When I first started blogging about cats, I had a great time putting together pictures I’d taken to create a fairly detailed (a.k.a. quite messy) blog header.  Scroll forward a year, with a new home for the blog, and I want something quite different.  I want the header I have now – very simple, very cat-focussed, and very happy.  It’s actually a detail from the statue of Dick Whittington and his cat outside Guildhall Art Gallery, and I think it’s a lovely little thing.

The others were gorgeous in their way, naturally!  This was the first:

banner the first one on the old blog

There are a couple of neighbourhood cats I liked, a pair of cats at a harbourside cafe in Hania, in Crete, the motif on a sparkly duvet cover of mine, and a statue in Cardiff, which drapes over a wall.

Then there was the second:

cropped-final-banner on the old blog

One of the neighbour’s cats stayed in, in a different photo, the duvet cover and the statue stayed in, but they were bookended by photos of my own cats, Willow and Jessie.  It was even bittier though!  So I went for simple and classy with the one I have now, with a crop of this photo:

The Beautiful Cat

Brighton loves cats too

I often pop to Brighton – it’s a pretty normal destination for anyone in London and points south. There are lots of cutey-cats in shops, like this one, for instance:

Cutey-cats in the shops

as well as some funny/rude ones, like the teatowel holder on the left of this pic below:

Genius tea towel holder on the left

There’s this shop called Pussy, even though it actually seems to be a Moomin shop:

Pussy Shop

But Brighton Museum, whose entrance is in the Pavilion Gardens, has definitely had fun with cats. It started with these, a pair of ornamental cats from the 1880s, “wearing chintz kimonos and lace bonnets”. That sounds horrendous, but they look great:

Brighton Museum Cats

with their description:
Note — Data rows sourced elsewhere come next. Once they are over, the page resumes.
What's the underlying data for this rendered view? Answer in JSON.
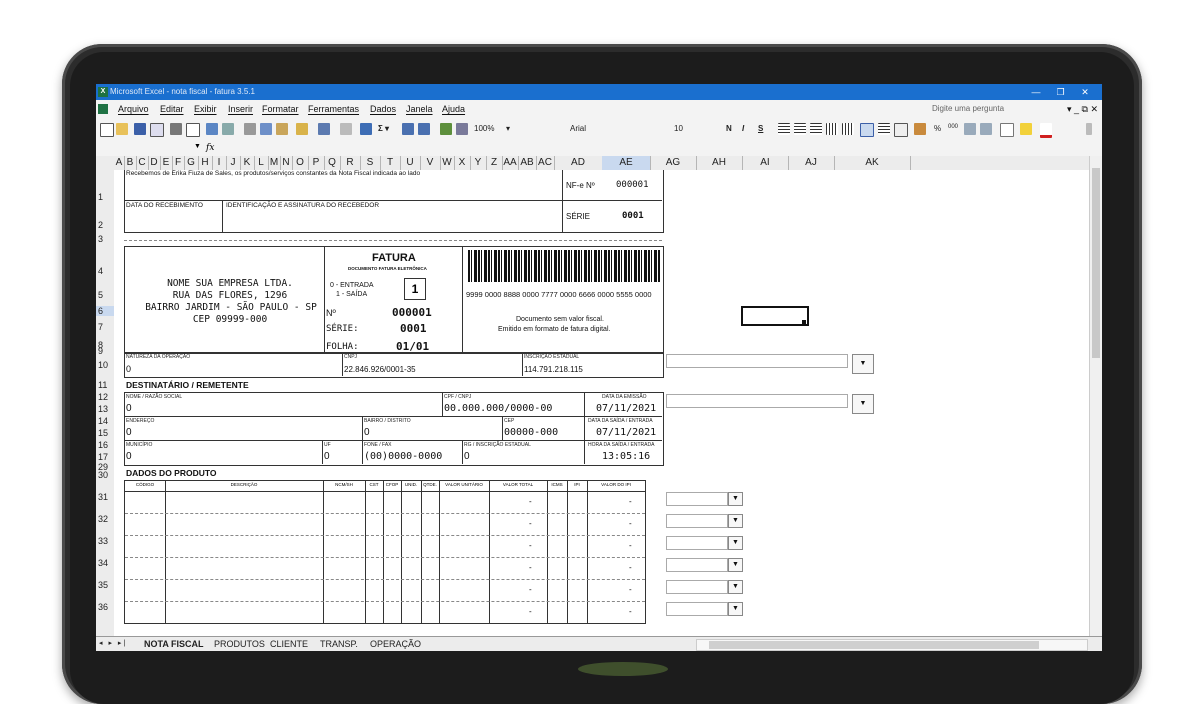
{
  "window": {
    "title": "Microsoft Excel - nota fiscal - fatura 3.5.1",
    "controls": [
      "—",
      "❐",
      "✕"
    ]
  },
  "menu": {
    "items": [
      "Arquivo",
      "Editar",
      "Exibir",
      "Inserir",
      "Formatar",
      "Ferramentas",
      "Dados",
      "Janela",
      "Ajuda"
    ],
    "help_placeholder": "Digite uma pergunta",
    "controls": "▾ _ ⧉ ✕"
  },
  "toolbar": {
    "zoom": "100%",
    "font": "Arial",
    "font_size": "10",
    "bold": "N",
    "italic": "I",
    "underline": "S",
    "percent": "%",
    "thousands": "000"
  },
  "formula": {
    "fx": "fx"
  },
  "columns": [
    "A",
    "B",
    "C",
    "D",
    "E",
    "F",
    "G",
    "H",
    "I",
    "J",
    "K",
    "L",
    "M",
    "N",
    "O",
    "P",
    "Q",
    "R",
    "S",
    "T",
    "U",
    "V",
    "W",
    "X",
    "Y",
    "Z",
    "AA",
    "AB",
    "AC",
    "AD",
    "AE",
    "AG",
    "AH",
    "AI",
    "AJ",
    "AK"
  ],
  "rows": [
    "1",
    "2",
    "3",
    "4",
    "5",
    "6",
    "7",
    "8",
    "9",
    "10",
    "11",
    "12",
    "13",
    "14",
    "15",
    "16",
    "17",
    "29",
    "30",
    "31",
    "32",
    "33",
    "34",
    "35",
    "36"
  ],
  "canhoto": {
    "text": "Recebemos de Érika Fiuza de Sales, os produtos/serviços constantes da Nota Fiscal indicada ao lado",
    "nfe_label": "NF-e Nº",
    "nfe_number": "000001",
    "recv_date_label": "DATA DO RECEBIMENTO",
    "signature_label": "IDENTIFICAÇÃO E ASSINATURA DO RECEBEDOR",
    "serie_label": "SÉRIE",
    "serie": "0001"
  },
  "company": {
    "name": "NOME SUA EMPRESA LTDA.",
    "street": "RUA DAS FLORES, 1296",
    "city": "BAIRRO JARDIM - SÃO PAULO - SP",
    "cep": "CEP 09999-000"
  },
  "fatura": {
    "title": "FATURA",
    "subtitle": "DOCUMENTO FATURA ELETRÔNICA",
    "entrada": "0 - ENTRADA",
    "saida": "1 - SAÍDA",
    "tipo": "1",
    "no_label": "Nº",
    "number": "000001",
    "serie_label": "SÉRIE:",
    "serie": "0001",
    "folha_label": "FOLHA:",
    "folha": "01/01"
  },
  "access": {
    "key": "9999 0000 8888 0000 7777 0000 6666 0000 5555 0000",
    "note1": "Documento sem valor fiscal.",
    "note2": "Emitido em formato de fatura digital."
  },
  "operacao": {
    "nat_label": "NATUREZA DA OPERAÇÃO",
    "nat": "0",
    "cnpj_label": "CNPJ",
    "cnpj": "22.846.926/0001-35",
    "ie_label": "INSCRIÇÃO ESTADUAL",
    "ie": "114.791.218.115"
  },
  "destinatario": {
    "section": "DESTINATÁRIO / REMETENTE",
    "nome_label": "NOME / RAZÃO SOCIAL",
    "nome": "0",
    "cpf_label": "CPF / CNPJ",
    "cpf": "00.000.000/0000-00",
    "emissao_label": "DATA DA EMISSÃO",
    "emissao": "07/11/2021",
    "end_label": "ENDEREÇO",
    "endereco": "0",
    "bairro_label": "BAIRRO / DISTRITO",
    "bairro": "0",
    "cep_label": "CEP",
    "cep": "00000-000",
    "saida_label": "DATA DA SAÍDA / ENTRADA",
    "saida": "07/11/2021",
    "mun_label": "MUNICÍPIO",
    "municipio": "0",
    "uf_label": "UF",
    "uf": "0",
    "fone_label": "FONE / FAX",
    "fone": "(00)0000-0000",
    "rg_label": "RG / INSCRIÇÃO ESTADUAL",
    "rg": "0",
    "hora_label": "HORA DA SAÍDA / ENTRADA",
    "hora": "13:05:16"
  },
  "produtos": {
    "section": "DADOS DO PRODUTO",
    "headers": [
      "CÓDIGO",
      "DESCRIÇÃO",
      "NCM/SH",
      "CST",
      "CFOP",
      "UNID.",
      "QTDE.",
      "VALOR UNITÁRIO",
      "VALOR TOTAL",
      "ICMS",
      "IPI",
      "VALOR DO IPI"
    ],
    "rows": [
      {
        "total": "-",
        "ipi": "-"
      },
      {
        "total": "-",
        "ipi": "-"
      },
      {
        "total": "-",
        "ipi": "-"
      },
      {
        "total": "-",
        "ipi": "-"
      },
      {
        "total": "-",
        "ipi": "-"
      },
      {
        "total": "-",
        "ipi": "-"
      }
    ]
  },
  "sheets": {
    "active": "NOTA FISCAL",
    "others": [
      "PRODUTOS",
      "CLIENTE",
      "TRANSP.",
      "OPERAÇÃO"
    ]
  }
}
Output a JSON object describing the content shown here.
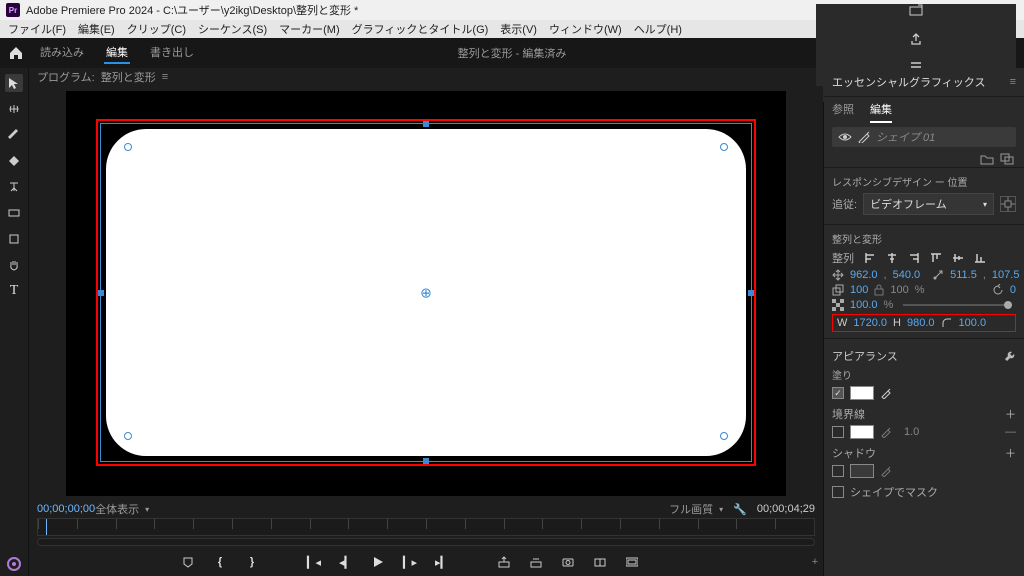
{
  "window": {
    "title": "Adobe Premiere Pro 2024 - C:\\ユーザー\\y2ikg\\Desktop\\整列と変形 *"
  },
  "menu": {
    "file": "ファイル(F)",
    "edit": "編集(E)",
    "clip": "クリップ(C)",
    "sequence": "シーケンス(S)",
    "marker": "マーカー(M)",
    "graphics": "グラフィックとタイトル(G)",
    "view": "表示(V)",
    "window": "ウィンドウ(W)",
    "help": "ヘルプ(H)"
  },
  "workspace": {
    "import": "読み込み",
    "edit": "編集",
    "export": "書き出し",
    "center": "整列と変形 - 編集済み"
  },
  "program": {
    "label": "プログラム:",
    "seq_name": "整列と変形",
    "tc_left": "00;00;00;00",
    "zoom": "全体表示",
    "fit": "フル画質",
    "tc_right": "00;00;04;29"
  },
  "eg": {
    "title": "エッセンシャルグラフィックス",
    "tab_browse": "参照",
    "tab_edit": "編集",
    "layer_name": "シェイプ 01",
    "responsive_label": "レスポンシブデザイン ー 位置",
    "follow_label": "追従:",
    "follow_value": "ビデオフレーム",
    "align_section": "整列と変形",
    "align_label": "整列",
    "pos_x": "962.0",
    "pos_sep": ",",
    "pos_y": "540.0",
    "anchor_x": "511.5",
    "anchor_sep": ",",
    "anchor_y": "107.5",
    "scale_w": "100",
    "scale_h": "100",
    "pct": "%",
    "rot": "0",
    "opacity": "100.0",
    "opacity_pct": "%",
    "W_label": "W",
    "W": "1720.0",
    "H_label": "H",
    "H": "980.0",
    "R": "100.0",
    "appearance": "アピアランス",
    "fill_label": "塗り",
    "stroke_label": "境界線",
    "stroke_w": "1.0",
    "shadow_label": "シャドウ",
    "mask_label": "シェイプでマスク"
  }
}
It’s strange that their little medallions should have dogs painted on them, but they do. One of the cats has become a fund-raising icon for the museum – a five foot version is planted in the shop, on a plinth. You can see that he’s nearly as big as the full height windows behind him in the photo below. And it’s even stranger that the medallion on the five-foot-tall version looks completely out of place – to me, anyway. Is it an anthropomorphic cat? Is it a dog? But the ears are too cat-like. Is it a Yeti? It might be. I took the photo, and I really don’t know. Next time I’m in Brighton, I’m going to talk to a museum attendant about it.

Fundraising Cat in the shop

He’s much more recent of course: the plaque underneath him says he was named Brummel by the listeners of Southern Counties Radio in 2002. I’m guessing here, but a lot of that must be about the dandyism of Beau Brummel and Brighton – these cats are pretty dandified!

Brummel The Cat

The final note, however, belongs to a street painting – it can’t possibly be called a piece of graffiti. Its on this building here, right at street level:

Just near the railway station

I’m pretty sure this one’s a cat, it definitely has a cat aura.

Street Cat

And it has a lovely little face.

Street Beauty

A surprisingly cat-friendly place, Brighton.